Kazakhstan is mostly steppe, that is also the main reason for visiting the country. The steppe habitat is, grass and scrub continuing for endless hours in the car. Before going north from Atyrau, we revisited the place on the Ural river where we found a Black-headed Penduline Tit, the goal being better pictures.
Headed north towards the little village Inderbor. This is a good place to stay a couple of days, it has an old-school soviet-style hotel which was just great.
Next day we headed out onto the steppe. We drove a long round about towards north west of Inderbor. We had received good information from the unthreatened WP king, PAC. Larks were abundant, especially Short-toed Lark. We estimated the number of Short-toed Larks seen in the day to 7000. White-winged Larks were reasonably common all day too.
After a few hours driving west, we soon found the first Black Larks. They were common in an area along the dirt track stretching approximately 10 km. The steppe favoured by the Black larks was possibly more sandy than other parts of the steppe. We counted all together 104 Black larks.
The Black Lark is a bit of a dream bird, it stands out like a beacon of want in the Collins Guide. We drove on heading towards a lake on the steppe. The lake hosted quite a few Dalmatian Pelicans which were easy there.
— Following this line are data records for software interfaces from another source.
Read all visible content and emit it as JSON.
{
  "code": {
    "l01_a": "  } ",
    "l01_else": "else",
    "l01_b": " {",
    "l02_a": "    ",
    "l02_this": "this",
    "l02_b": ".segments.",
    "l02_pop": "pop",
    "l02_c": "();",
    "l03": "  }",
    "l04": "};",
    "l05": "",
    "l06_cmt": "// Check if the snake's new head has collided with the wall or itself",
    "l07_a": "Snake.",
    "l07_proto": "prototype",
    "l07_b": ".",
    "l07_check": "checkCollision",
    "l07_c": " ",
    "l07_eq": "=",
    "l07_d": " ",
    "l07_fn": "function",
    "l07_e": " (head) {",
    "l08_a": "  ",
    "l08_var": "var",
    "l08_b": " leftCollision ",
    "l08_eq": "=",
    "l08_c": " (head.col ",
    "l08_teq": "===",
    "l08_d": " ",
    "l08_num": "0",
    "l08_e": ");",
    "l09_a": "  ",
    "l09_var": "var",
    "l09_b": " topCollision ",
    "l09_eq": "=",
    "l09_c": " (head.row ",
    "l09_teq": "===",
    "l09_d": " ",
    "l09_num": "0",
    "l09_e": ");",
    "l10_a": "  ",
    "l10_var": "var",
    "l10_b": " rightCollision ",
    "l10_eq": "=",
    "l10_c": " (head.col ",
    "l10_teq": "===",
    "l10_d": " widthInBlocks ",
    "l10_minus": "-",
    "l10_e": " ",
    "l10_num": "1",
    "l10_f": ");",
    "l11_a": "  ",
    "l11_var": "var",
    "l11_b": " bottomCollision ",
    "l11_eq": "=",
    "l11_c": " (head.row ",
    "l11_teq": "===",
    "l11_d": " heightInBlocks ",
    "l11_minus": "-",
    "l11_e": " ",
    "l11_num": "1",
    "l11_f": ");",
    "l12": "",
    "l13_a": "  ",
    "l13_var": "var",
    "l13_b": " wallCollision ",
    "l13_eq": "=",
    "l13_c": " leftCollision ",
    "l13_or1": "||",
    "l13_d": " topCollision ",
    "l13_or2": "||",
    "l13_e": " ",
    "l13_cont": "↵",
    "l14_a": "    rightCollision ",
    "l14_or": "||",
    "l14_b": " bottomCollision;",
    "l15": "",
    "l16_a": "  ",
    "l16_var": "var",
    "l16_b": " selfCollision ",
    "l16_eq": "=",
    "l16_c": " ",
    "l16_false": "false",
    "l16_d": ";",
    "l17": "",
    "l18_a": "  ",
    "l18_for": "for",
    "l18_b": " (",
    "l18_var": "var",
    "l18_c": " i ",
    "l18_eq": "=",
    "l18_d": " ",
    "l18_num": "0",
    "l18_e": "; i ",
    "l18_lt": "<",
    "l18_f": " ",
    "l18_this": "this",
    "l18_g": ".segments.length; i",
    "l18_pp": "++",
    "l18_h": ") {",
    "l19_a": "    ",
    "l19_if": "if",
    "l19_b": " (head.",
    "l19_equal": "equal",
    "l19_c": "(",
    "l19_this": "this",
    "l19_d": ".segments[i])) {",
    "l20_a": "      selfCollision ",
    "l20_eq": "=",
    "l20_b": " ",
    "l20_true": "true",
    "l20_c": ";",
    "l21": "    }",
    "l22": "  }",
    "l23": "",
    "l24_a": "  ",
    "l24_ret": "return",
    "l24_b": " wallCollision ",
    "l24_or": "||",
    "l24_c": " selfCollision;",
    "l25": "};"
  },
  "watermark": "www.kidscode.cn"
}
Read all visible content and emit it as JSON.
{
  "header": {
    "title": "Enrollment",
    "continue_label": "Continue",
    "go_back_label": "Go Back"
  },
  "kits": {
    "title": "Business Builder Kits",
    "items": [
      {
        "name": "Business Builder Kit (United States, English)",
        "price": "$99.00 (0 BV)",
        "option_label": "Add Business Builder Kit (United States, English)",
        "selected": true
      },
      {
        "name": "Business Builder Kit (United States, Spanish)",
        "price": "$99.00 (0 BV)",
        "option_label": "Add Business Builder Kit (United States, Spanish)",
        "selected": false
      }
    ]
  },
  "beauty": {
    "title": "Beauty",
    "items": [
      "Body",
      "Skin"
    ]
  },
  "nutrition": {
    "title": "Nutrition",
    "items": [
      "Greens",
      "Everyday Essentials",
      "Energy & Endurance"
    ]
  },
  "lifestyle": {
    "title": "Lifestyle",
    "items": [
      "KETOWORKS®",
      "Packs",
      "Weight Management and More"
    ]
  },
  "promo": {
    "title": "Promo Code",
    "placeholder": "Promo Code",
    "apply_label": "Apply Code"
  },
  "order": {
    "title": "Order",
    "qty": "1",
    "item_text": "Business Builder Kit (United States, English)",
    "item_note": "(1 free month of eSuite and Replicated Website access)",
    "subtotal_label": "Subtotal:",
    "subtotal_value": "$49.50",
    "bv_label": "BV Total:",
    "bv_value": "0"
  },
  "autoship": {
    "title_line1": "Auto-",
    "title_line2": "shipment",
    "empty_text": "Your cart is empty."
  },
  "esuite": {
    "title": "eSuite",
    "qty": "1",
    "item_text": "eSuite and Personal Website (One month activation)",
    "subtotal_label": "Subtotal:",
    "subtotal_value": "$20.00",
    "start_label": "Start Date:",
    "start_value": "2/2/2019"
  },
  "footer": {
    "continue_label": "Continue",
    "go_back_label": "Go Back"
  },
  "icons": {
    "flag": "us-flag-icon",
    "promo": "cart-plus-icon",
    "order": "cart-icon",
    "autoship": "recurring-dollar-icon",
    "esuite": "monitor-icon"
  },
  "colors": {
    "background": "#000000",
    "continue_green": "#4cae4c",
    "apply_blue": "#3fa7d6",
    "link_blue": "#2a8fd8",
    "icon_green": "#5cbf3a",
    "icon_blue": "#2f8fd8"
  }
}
We heard a Bittern at the lake, possibly uncommon. Soon we also found our first group of Demoiselle Crane, altogether we saw 4 different groups of Demoiselle Crane, one pair nesting with chicks.
Turned east after the lake, continued to bird from the car with numerous stops and short walks. Pallid Harrier and Montague’s Harrier were fairly common, also Steppe Eagle was fairly common.
Halfway between the lake and the main road, a group of 3 Saiga Antilope runs across the dirt track. A very rare and strange animal indeed, threatened on the brink of extinction. Later, one more ran along the road.
Next day was spent searching villages and disturbed areas along the road back to Atyrau. There is always the possibility of that rare bird from far away. Rosy Starlings were seen a couple of times.
Our last day in Atyrau, we went back to the Ural Delta. We had gotten all psyched up on the possibility of the Lesser Short-toed Larks in that area actually being Asian Short-toed Lark. We photographed several individuals. The Advanced Id Guide, says that t6 should be almost entirely white.
We concluded though, slightly disappointed that the birds in the Ural delta most probably are not Asian. This complex needs further investigation, and we have heard that Per Ahlström is conducting just that right now.